Every human heart yearns for a gospel, a great truth that makes possible a happy ending to our small and disappointing existences, because that’s what the heart seems to have been made to do: but most of us don’t expect such good tidings of great joy in our own time or in our own lives. But why not? Have we forgotten how to imagine the very good, or are we afraid to risk disappointment? Or are we afraid of what a Pearl of Great Price might cost us? Do we want the miracles of Jesus to exist only in a book about long ago and far away? Shall we dismiss His promise to be with us always, even to the end of the world, as something He never really said, or didn’t mean literally, because it can’t be true?

Looking into my own heart for the answer, or everyone’s heart, I find that we’re mostly content with things as they are, and don’t like leaving our comfort zone. Only when we find ourselves tormented by life, and bereft of faith in the fantasy that attacking someone else will relieve the torment, do we become like the disabled and desperate people of long ago that sought out Jesus of Nazareth for healing. Otherwise – why leave the comfort zone?

I find two other things, besides torment, that push us out of our comfort zone: one is love, which makes the torment of others as intolerable as torment to ourselves. The other is the realization that our comfort zone is maintained by illusions and lies, chief among which is that its comfort will last indefinitely. It never does. And then something – torment, love, or disillusionment – makes us feel our crying need for a gospel.
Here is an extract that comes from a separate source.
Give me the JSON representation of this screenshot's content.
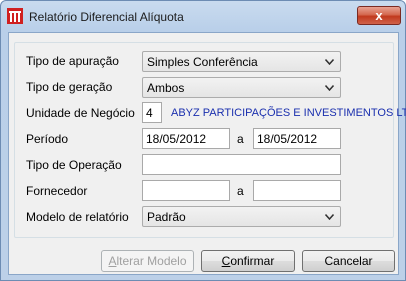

One is there waiting for us.

Grant us, Lord, not merely the transforming and awakening power of Your gospel, but the faith and courage to receive it. Have we resistances? We welcome Your sweeping them away.